Today’s question is brought to you by some worried parents. I often get asked this question when I give results of an artic eval or at an initial IEP meeting. Parents are often worried what an articulation disorder means for their child and what are the long term effects.
Let’s dig a little deeper into this one.
According to this article by Everything Speech, there is no scientific evidence that articulation deficits in general cause academic problems in students. Articulation errors can occur in conjunction with giftedness, learning disorders, or even mental disabilities.

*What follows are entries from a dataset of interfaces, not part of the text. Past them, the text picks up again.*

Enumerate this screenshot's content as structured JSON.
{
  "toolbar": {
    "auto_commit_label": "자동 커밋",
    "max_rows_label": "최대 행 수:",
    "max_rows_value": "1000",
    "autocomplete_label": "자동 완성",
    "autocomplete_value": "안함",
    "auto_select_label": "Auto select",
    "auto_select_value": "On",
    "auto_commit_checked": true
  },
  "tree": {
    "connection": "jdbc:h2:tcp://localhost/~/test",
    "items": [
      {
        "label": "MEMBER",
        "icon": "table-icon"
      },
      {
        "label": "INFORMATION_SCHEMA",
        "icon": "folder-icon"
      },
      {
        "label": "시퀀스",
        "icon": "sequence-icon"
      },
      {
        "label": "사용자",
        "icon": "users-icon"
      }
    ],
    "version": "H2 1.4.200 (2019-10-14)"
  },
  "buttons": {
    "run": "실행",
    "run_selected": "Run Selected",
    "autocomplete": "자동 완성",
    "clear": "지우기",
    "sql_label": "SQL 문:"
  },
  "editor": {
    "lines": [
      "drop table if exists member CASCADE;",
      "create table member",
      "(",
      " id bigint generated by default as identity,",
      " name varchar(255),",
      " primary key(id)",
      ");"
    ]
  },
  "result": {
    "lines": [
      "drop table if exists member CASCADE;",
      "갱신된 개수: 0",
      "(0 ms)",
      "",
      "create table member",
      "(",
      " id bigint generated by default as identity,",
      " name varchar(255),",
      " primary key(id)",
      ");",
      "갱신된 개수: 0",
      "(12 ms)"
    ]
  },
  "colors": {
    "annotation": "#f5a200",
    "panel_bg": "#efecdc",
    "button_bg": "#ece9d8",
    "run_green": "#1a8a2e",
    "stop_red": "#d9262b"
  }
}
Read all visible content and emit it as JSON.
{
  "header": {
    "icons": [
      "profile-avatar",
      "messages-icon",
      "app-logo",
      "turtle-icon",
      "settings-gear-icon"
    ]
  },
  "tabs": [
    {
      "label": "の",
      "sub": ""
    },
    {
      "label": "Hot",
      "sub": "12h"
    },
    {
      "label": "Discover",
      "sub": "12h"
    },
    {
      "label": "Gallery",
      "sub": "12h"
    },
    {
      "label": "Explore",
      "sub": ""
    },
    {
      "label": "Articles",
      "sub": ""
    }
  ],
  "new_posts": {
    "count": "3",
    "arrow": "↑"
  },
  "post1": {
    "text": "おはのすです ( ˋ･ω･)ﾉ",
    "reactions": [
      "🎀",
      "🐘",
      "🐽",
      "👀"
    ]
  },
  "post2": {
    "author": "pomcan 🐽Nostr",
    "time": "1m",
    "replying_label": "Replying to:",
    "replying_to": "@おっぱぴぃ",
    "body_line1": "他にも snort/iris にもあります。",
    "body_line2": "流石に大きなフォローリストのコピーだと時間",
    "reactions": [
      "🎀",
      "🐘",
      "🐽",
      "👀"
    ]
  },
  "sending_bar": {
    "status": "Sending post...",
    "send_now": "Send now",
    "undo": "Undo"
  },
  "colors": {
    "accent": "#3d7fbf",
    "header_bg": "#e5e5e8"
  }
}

I have actually had quite a few students that I shared with the gifted teacher over the course of my job. Having articulation problems does not necessarily mean the child will have academic problems. Educational issues that can occur, however, are things like difficulty participating orally in class, difficulty with social interactions, and being understood in general.
On the other hand, a child with a phonological disorder is a little different. This article by ASHA suggests that kids with phonological disorders are at risk for reading and writing difficulties. It goes on to say that if the disorder is left untreated, it could interfere with the child’s social, academic, and vocational well-being in the long run. :/
In case some of you might be wondering, the main difference between articulation and phonological disorders is that phonological disorders involve patterns of errors. They might leave out ending sounds in words or shorten words or say sounds in the wrong place in their mouths (i.e. t/k, d/g). These patterns usually make these kiddos a lot more difficult to understand.
For both of these, early intervention is key. The earlier kids begin to remediate speech sound errors, the less they will have to overcome later on when learning to read and write.
Here are a few articles that ASHA references for the treatment of phonological disorders in case you wanted some more info.
- Phonological treatment efficacy and developmental norms (article abstract)
- Treatment efficacy: Functional phonological disorders in children (article abstract)
- Treatment efficacy summary on phonological disorders [PDF]
Thoughts?? Was any of this helpful? 🙂